▼▼▼

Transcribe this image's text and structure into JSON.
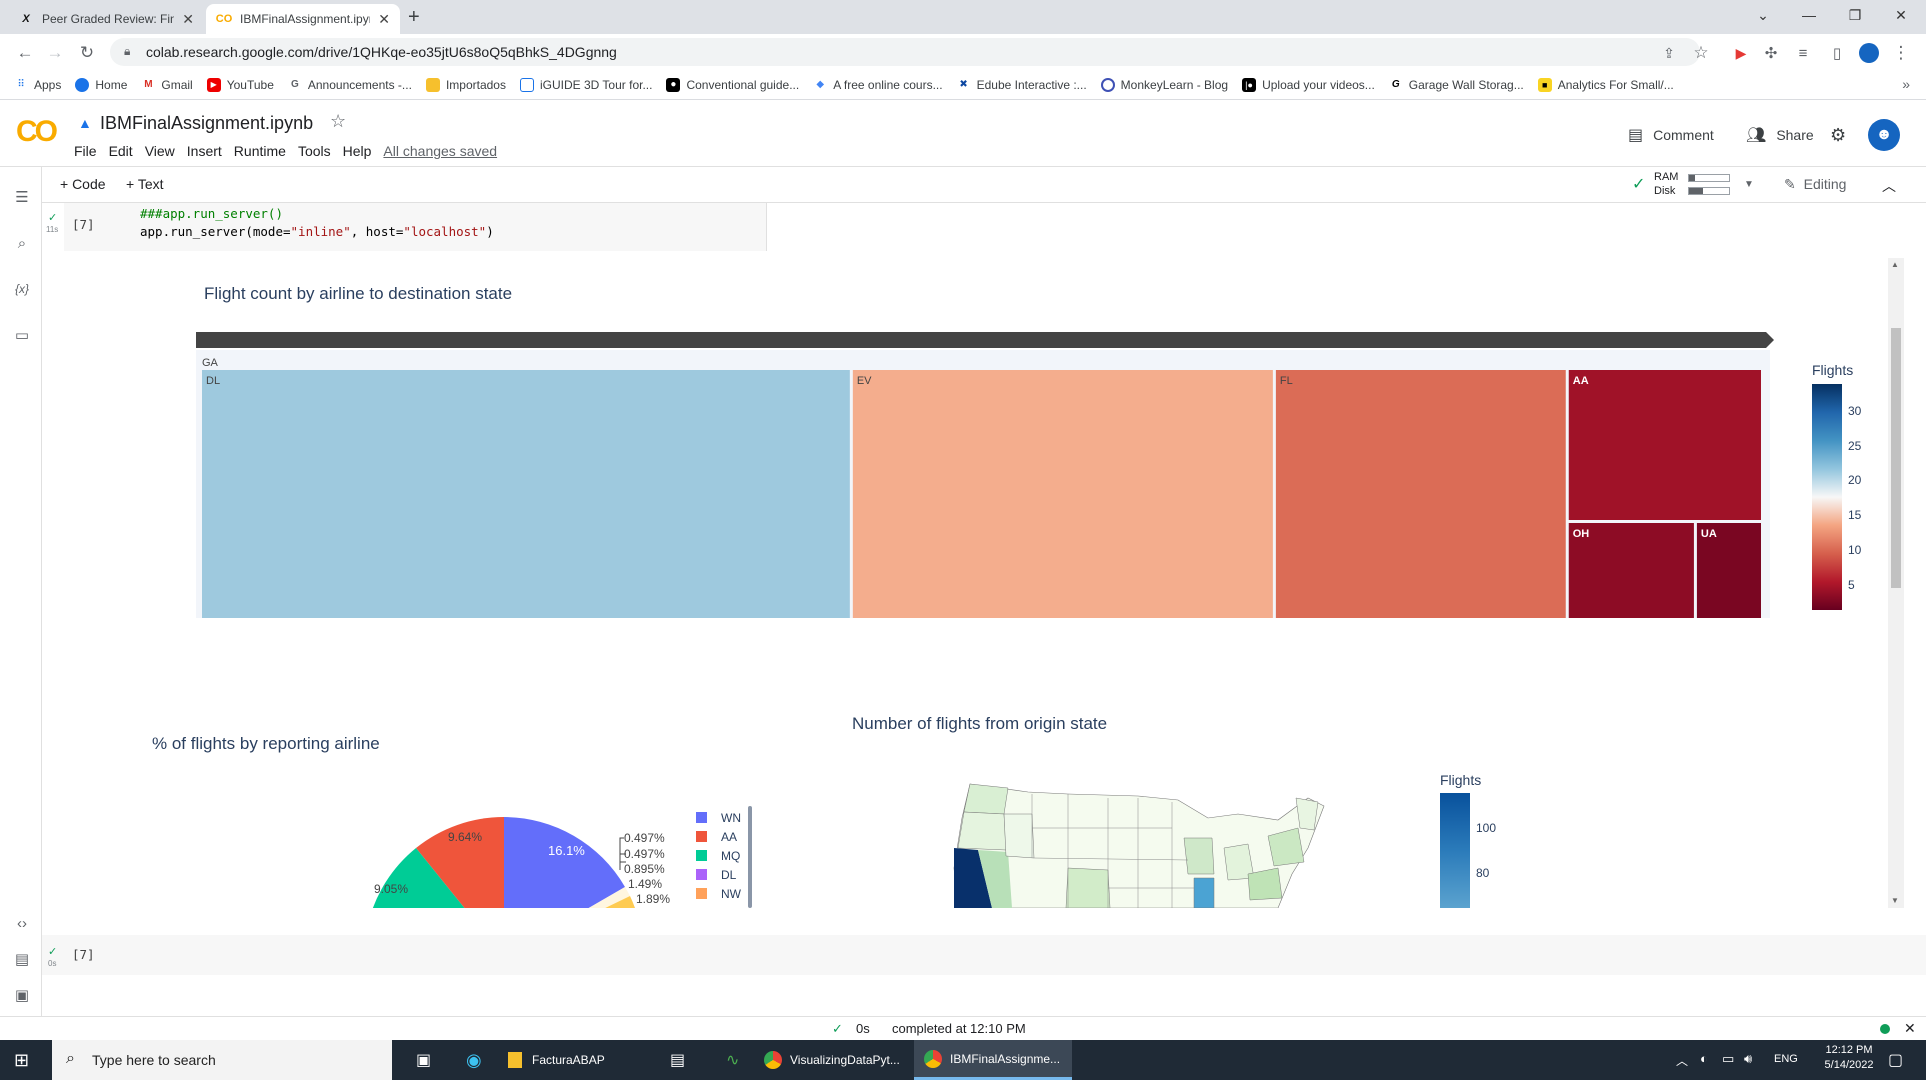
{
  "browser": {
    "tabs": [
      {
        "title": "Peer Graded Review: Final Assign",
        "icon": "X"
      },
      {
        "title": "IBMFinalAssignment.ipynb - Cola",
        "icon": "CO"
      }
    ],
    "url": "colab.research.google.com/drive/1QHKqe-eo35jtU6s8oQ5qBhkS_4DGgnng",
    "bookmarks": [
      "Apps",
      "Home",
      "Gmail",
      "YouTube",
      "Announcements -...",
      "Importados",
      "iGUIDE 3D Tour for...",
      "Conventional guide...",
      "A free online cours...",
      "Edube Interactive :...",
      "MonkeyLearn - Blog",
      "Upload your videos...",
      "Garage Wall Storag...",
      "Analytics For Small/..."
    ]
  },
  "colab": {
    "logo": "CO",
    "notebook_title": "IBMFinalAssignment.ipynb",
    "menu": [
      "File",
      "Edit",
      "View",
      "Insert",
      "Runtime",
      "Tools",
      "Help"
    ],
    "save_status": "All changes saved",
    "comment_label": "Comment",
    "share_label": "Share",
    "toolbar": {
      "code_label": "+ Code",
      "text_label": "+ Text",
      "ram_label": "RAM",
      "disk_label": "Disk",
      "editing_label": "Editing"
    }
  },
  "cell": {
    "exec_count": "[7]",
    "exec_time": "11s",
    "line1": "###app.run_server()",
    "line2_pre": "app.run_server(mode=",
    "line2_s1": "\"inline\"",
    "line2_mid": ", host=",
    "line2_s2": "\"localhost\"",
    "line2_post": ")"
  },
  "cell2": {
    "exec_count": "[7]",
    "exec_time": "0s"
  },
  "treemap": {
    "title": "Flight count by airline to destination state",
    "root_label": "GA",
    "colorbar_title": "Flights",
    "colorbar_ticks": [
      "30",
      "25",
      "20",
      "15",
      "10",
      "5"
    ]
  },
  "pie": {
    "title": "% of flights by reporting airline",
    "labels_inside": [
      "16.1%",
      "9.64%",
      "9.05%"
    ],
    "labels_outside": [
      "0.497%",
      "0.497%",
      "0.895%",
      "1.49%",
      "1.89%"
    ],
    "legend": [
      {
        "name": "WN",
        "color": "#636efa"
      },
      {
        "name": "AA",
        "color": "#ef553b"
      },
      {
        "name": "MQ",
        "color": "#00cc96"
      },
      {
        "name": "DL",
        "color": "#ab63fa"
      },
      {
        "name": "NW",
        "color": "#ffa15a"
      }
    ]
  },
  "map": {
    "title": "Number of flights from origin state",
    "colorbar_title": "Flights",
    "colorbar_ticks": [
      "100",
      "80"
    ]
  },
  "chart_data": [
    {
      "type": "treemap",
      "title": "Flight count by airline to destination state",
      "root": "GA",
      "categories": [
        "DL",
        "EV",
        "FL",
        "AA",
        "OH",
        "UA"
      ],
      "values": [
        20,
        13,
        9,
        3,
        2,
        1
      ],
      "colorscale": "RdBu",
      "colorbar_title": "Flights",
      "colorbar_ticks": [
        5,
        10,
        15,
        20,
        25,
        30
      ]
    },
    {
      "type": "pie",
      "title": "% of flights by reporting airline",
      "categories": [
        "WN",
        "AA",
        "MQ",
        "DL",
        "NW"
      ],
      "values": [
        16.1,
        9.64,
        9.05,
        null,
        null
      ],
      "small_slice_labels": [
        0.497,
        0.497,
        0.895,
        1.49,
        1.89
      ]
    },
    {
      "type": "choropleth",
      "title": "Number of flights from origin state",
      "colorbar_title": "Flights",
      "colorbar_ticks": [
        80,
        100
      ]
    }
  ],
  "status": {
    "check": "✓",
    "time": "0s",
    "text": "completed at 12:10 PM"
  },
  "taskbar": {
    "search_placeholder": "Type here to search",
    "apps": [
      "FacturaABAP",
      "VisualizingDataPyt...",
      "IBMFinalAssignme..."
    ],
    "lang": "ENG",
    "time": "12:12 PM",
    "date": "5/14/2022"
  }
}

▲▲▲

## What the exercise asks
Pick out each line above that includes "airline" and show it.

## Response box
    "title": "Flight count by airline to destination state",
    "title": "% of flights by reporting airline",
      "title": "Flight count by airline to destination state",
      "title": "% of flights by reporting airline",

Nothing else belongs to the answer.